Internet-connected doorbells with cameras built in are becoming very popular. Amazon-owned Ring is the best-known product. Google also has the Nest Hello. But the phenomenon of doorbell video has privacy experts worried. There's the potential for misuse and abuse of these home surveillance devices by people who are shaming each other or labeling people as suspicious. And the companies that make them may have access to video at a level customers don't understand. Molly Wood talks with Laura Norén, director of research at Obsidian Security. She says part of the problem is that owners of video doorbells are filming a lot more territory than the terms of service say they should. Today's show is sponsored by the University of Florida Warrington College of Business and Indeed.
Jan 17, 2019
Facebook is looking to Instagram for the future of digital ads

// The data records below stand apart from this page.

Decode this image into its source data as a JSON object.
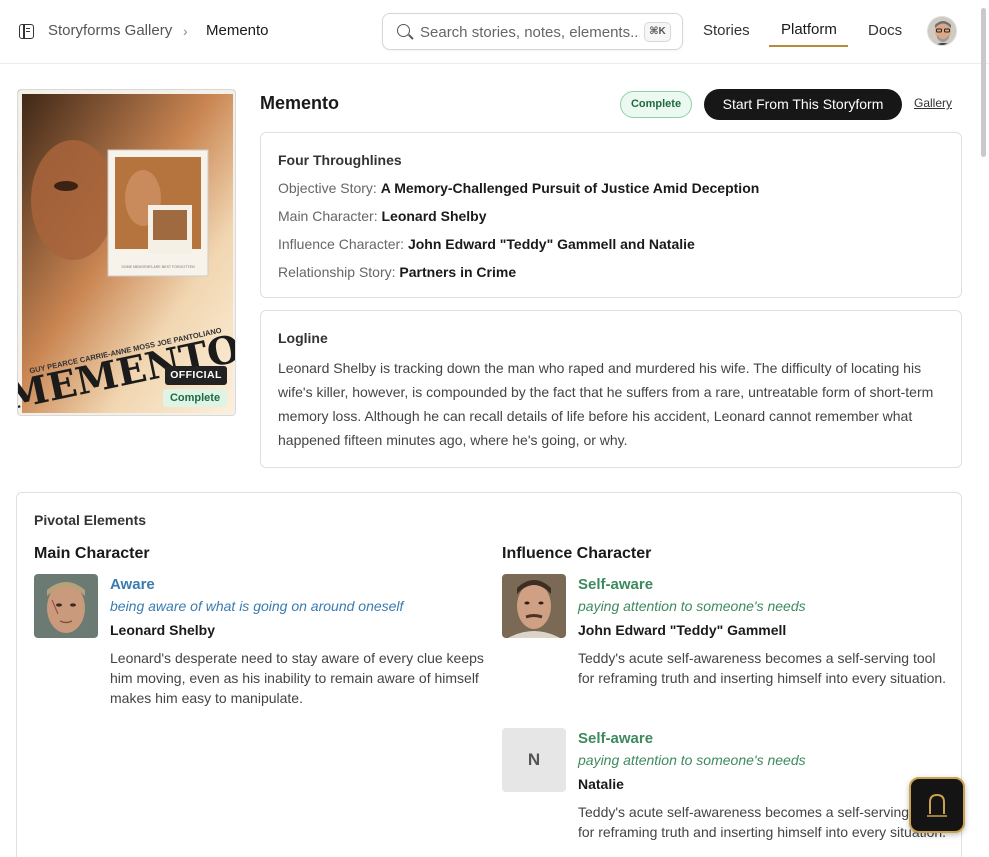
{
  "header": {
    "breadcrumb_parent": "Storyforms Gallery",
    "breadcrumb_separator": "›",
    "breadcrumb_current": "Memento",
    "search_placeholder": "Search stories, notes, elements...",
    "search_shortcut": "⌘K",
    "nav": {
      "stories": "Stories",
      "platform": "Platform",
      "docs": "Docs"
    },
    "active_nav": "Platform"
  },
  "poster": {
    "badge_official": "OFFICIAL",
    "badge_status": "Complete",
    "text_top": "SOME MEMORIES ARE BEST FORGOTTEN",
    "cast": "GUY PEARCE  CARRIE-ANNE MOSS  JOE PANTOLIANO",
    "title_art": "MEMENTO"
  },
  "storyform": {
    "title": "Memento",
    "status": "Complete",
    "start_button": "Start From This Storyform",
    "gallery_link": "Gallery"
  },
  "throughlines": {
    "heading": "Four Throughlines",
    "items": [
      {
        "label": "Objective Story:",
        "value": "A Memory-Challenged Pursuit of Justice Amid Deception"
      },
      {
        "label": "Main Character:",
        "value": "Leonard Shelby"
      },
      {
        "label": "Influence Character:",
        "value": "John Edward \"Teddy\" Gammell and Natalie"
      },
      {
        "label": "Relationship Story:",
        "value": "Partners in Crime"
      }
    ]
  },
  "logline": {
    "heading": "Logline",
    "text": "Leonard Shelby is tracking down the man who raped and murdered his wife. The difficulty of locating his wife's killer, however, is compounded by the fact that he suffers from a rare, untreatable form of short-term memory loss. Although he can recall details of life before his accident, Leonard cannot remember what happened fifteen minutes ago, where he's going, or why."
  },
  "pivotal": {
    "heading": "Pivotal Elements",
    "main_character": {
      "heading": "Main Character",
      "entries": [
        {
          "element": "Aware",
          "definition": "being aware of what is going on around oneself",
          "character": "Leonard Shelby",
          "description": "Leonard's desperate need to stay aware of every clue keeps him moving, even as his inability to remain aware of himself makes him easy to manipulate."
        }
      ]
    },
    "influence_character": {
      "heading": "Influence Character",
      "entries": [
        {
          "element": "Self-aware",
          "definition": "paying attention to someone's needs",
          "character": "John Edward \"Teddy\" Gammell",
          "description": "Teddy's acute self-awareness becomes a self-serving tool for reframing truth and inserting himself into every situation."
        },
        {
          "element": "Self-aware",
          "definition": "paying attention to someone's needs",
          "character": "Natalie",
          "initial": "N",
          "description": "Teddy's acute self-awareness becomes a self-serving tool for reframing truth and inserting himself into every situation."
        }
      ]
    }
  },
  "colors": {
    "accent_gold": "#b58c3a",
    "mc_element": "#3a7bb0",
    "ic_element": "#3e8a5e",
    "complete_green": "#1e6a3f"
  }
}
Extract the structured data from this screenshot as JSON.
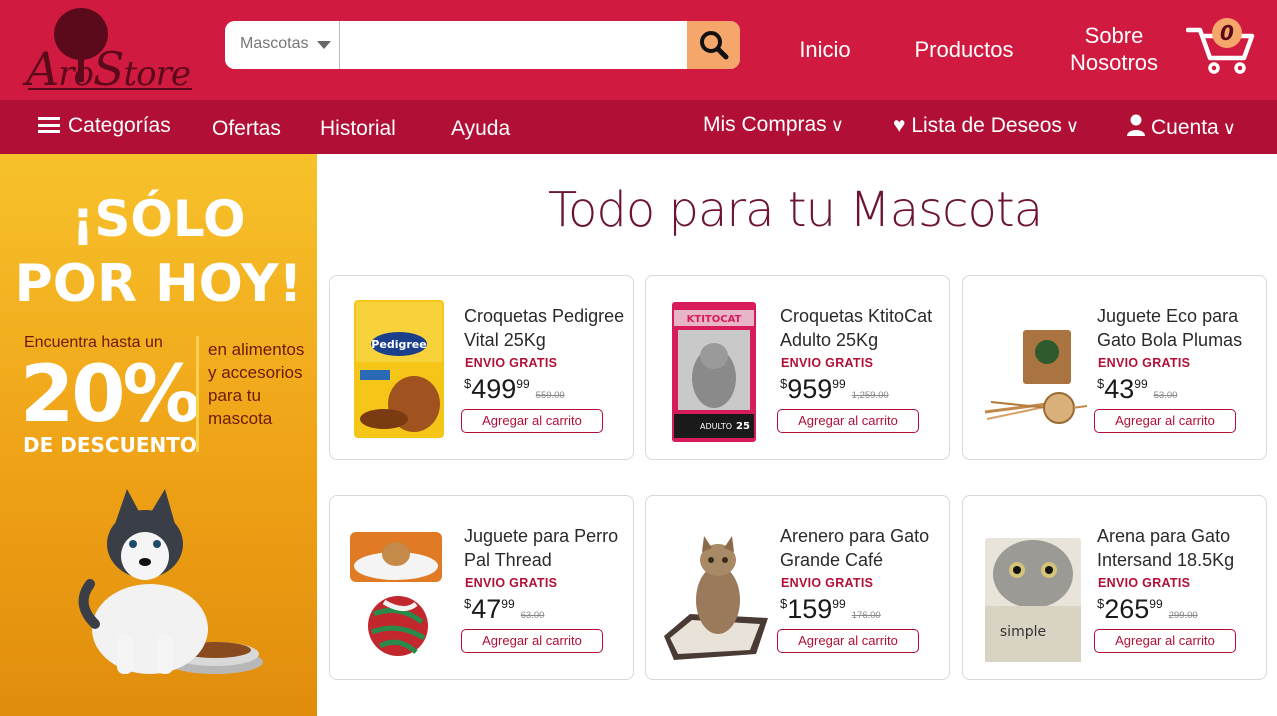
{
  "header": {
    "logo_text_1": "A",
    "logo_text_2": "ro",
    "logo_text_3": "S",
    "logo_text_4": "tore",
    "search": {
      "category": "Mascotas",
      "placeholder": "",
      "value": ""
    },
    "nav": {
      "inicio": "Inicio",
      "productos": "Productos",
      "sobre_1": "Sobre",
      "sobre_2": "Nosotros"
    },
    "cart_count": "0"
  },
  "subnav": {
    "categorias": "Categorías",
    "ofertas": "Ofertas",
    "historial": "Historial",
    "ayuda": "Ayuda",
    "mis_compras": "Mis Compras",
    "lista_deseos": "Lista de Deseos",
    "cuenta": "Cuenta"
  },
  "promo": {
    "line1": "¡SÓLO",
    "line2": "POR HOY!",
    "find": "Encuentra hasta un",
    "percent": "20%",
    "discount": "DE DESCUENTO",
    "side": "en alimentos y accesorios para tu mascota"
  },
  "main": {
    "title": "Todo para tu Mascota",
    "products": [
      {
        "name": "Croquetas Pedigree Vital 25Kg",
        "shipping": "ENVIO GRATIS",
        "price_int": "499",
        "price_cents": "99",
        "old_price": "559.00",
        "button": "Agregar al carrito"
      },
      {
        "name": "Croquetas KtitoCat Adulto 25Kg",
        "shipping": "ENVIO GRATIS",
        "price_int": "959",
        "price_cents": "99",
        "old_price": "1,259.00",
        "button": "Agregar al carrito"
      },
      {
        "name": "Juguete Eco para Gato Bola Plumas",
        "shipping": "ENVIO GRATIS",
        "price_int": "43",
        "price_cents": "99",
        "old_price": "53.00",
        "button": "Agregar al carrito"
      },
      {
        "name": "Juguete para Perro Pal Thread",
        "shipping": "ENVIO GRATIS",
        "price_int": "47",
        "price_cents": "99",
        "old_price": "63.00",
        "button": "Agregar al carrito"
      },
      {
        "name": "Arenero para Gato Grande Café",
        "shipping": "ENVIO GRATIS",
        "price_int": "159",
        "price_cents": "99",
        "old_price": "176.00",
        "button": "Agregar al carrito"
      },
      {
        "name": "Arena para Gato Intersand 18.5Kg",
        "shipping": "ENVIO GRATIS",
        "price_int": "265",
        "price_cents": "99",
        "old_price": "299.00",
        "button": "Agregar al carrito"
      }
    ]
  },
  "colors": {
    "brand_red": "#d11a3f",
    "subnav_red": "#b20f36",
    "accent_orange": "#f5a66a",
    "promo_yellow": "#f7c22c"
  },
  "icons": {
    "search": "search-icon",
    "cart": "cart-icon",
    "menu": "hamburger-icon",
    "heart": "heart-icon",
    "user": "user-icon"
  }
}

In yesterday's show we talked about how advertisers are not leaving Facebook. But lots of them are migrating from Facebook proper to another platform it owns: Instagram. One analyst estimates that ads on Instagram will account for 70 percent of Facebook's new revenue by 2020. And the most exciting thing for the company is Stories, the little posts that expire after 24 hours. Instagram may have stolen the idea from Snapchat, but it's working. There are even Stories on Facebook now. Mark Rabkin is vice president of ads and business platform at Facebook. In the second part of his conversation  with host Molly Wood, he says people are posting over a billion Stories a day, and advertisers better get on board. Today's show is sponsored by Pitney Bowes and Indeed.
Jan 16, 2019
The world might be mad at Facebook, but advertisers still love it
You, or people you know, might have quit Facebook over the last year or so. But you know who hasn't left? Advertisers. Facebook is still the second-biggest digital ad platform in the world, just behind Google. And in 2018, a lot of us realized just how Facebook uses our posts, our connections, photos, location, the quizzes we take, to help advertisers target us. But there have been changes. The past year brought the Cambridge Analytica scandal, new privacy rules in Europe and days of getting yelled at by Congress. Now Facebook says it's trying to clean up and streamline what it calls the "data supply chain": where the data comes from, who gets access to it and how it gets used. Molly Wood talks about it with Mark Rabkin, vice president of ads and business platform at Facebook. Today's show is sponsored by Indeed.
Jan 15, 2019
5G is here! Well, it's almost here
If you ask the major U.S. telecom companies, they'll tell you the next generation of mobile wireless technology, 5G, has arrived. But things are a little messy right now. Carriers still might mean different things when they say "5G." There aren't any 5G phones that operate on 5G mobile networks. And when there are, how much is the service going to cost? The big carriers are plowing ahead because they'll make a ton of money with business opportunities far beyond just our talk, text and data plans. Molly Wood talks about the promise of 5G with Nicki Palmer, chief network officer at Verizon. Today's show is sponsored by Pitney Bowes and Indeed.
Jan 14, 2019
The biggest tech conference has some of the same old problems with women
Today is the last day of the huge Las Vegas tech conference CES, and it's ending on a mixed note when it comes to gender and diversity. On one hand, the Consumer Technology Association, which puts on CES, announced a $10 million fund at the show to support women and minority tech founders. On the other hand, the CTA gave an innovation award to a company that makes a robotic vibrator for women, but then, before the show even started, took it away and banned the company and its product from the show floor (while sex tech like augmented reality porn did show up on the CES floor.) And CES still has no explicit ban on what are commonly called booth babes, models in skimpy clothes hired to draw attention to company booths at the event. Molly Wood talks with Heather Kelly, a tech reporter at CNN. Kelly was also at CES and says progress is just ... slow. (1/11/2019)
Jan 11, 2019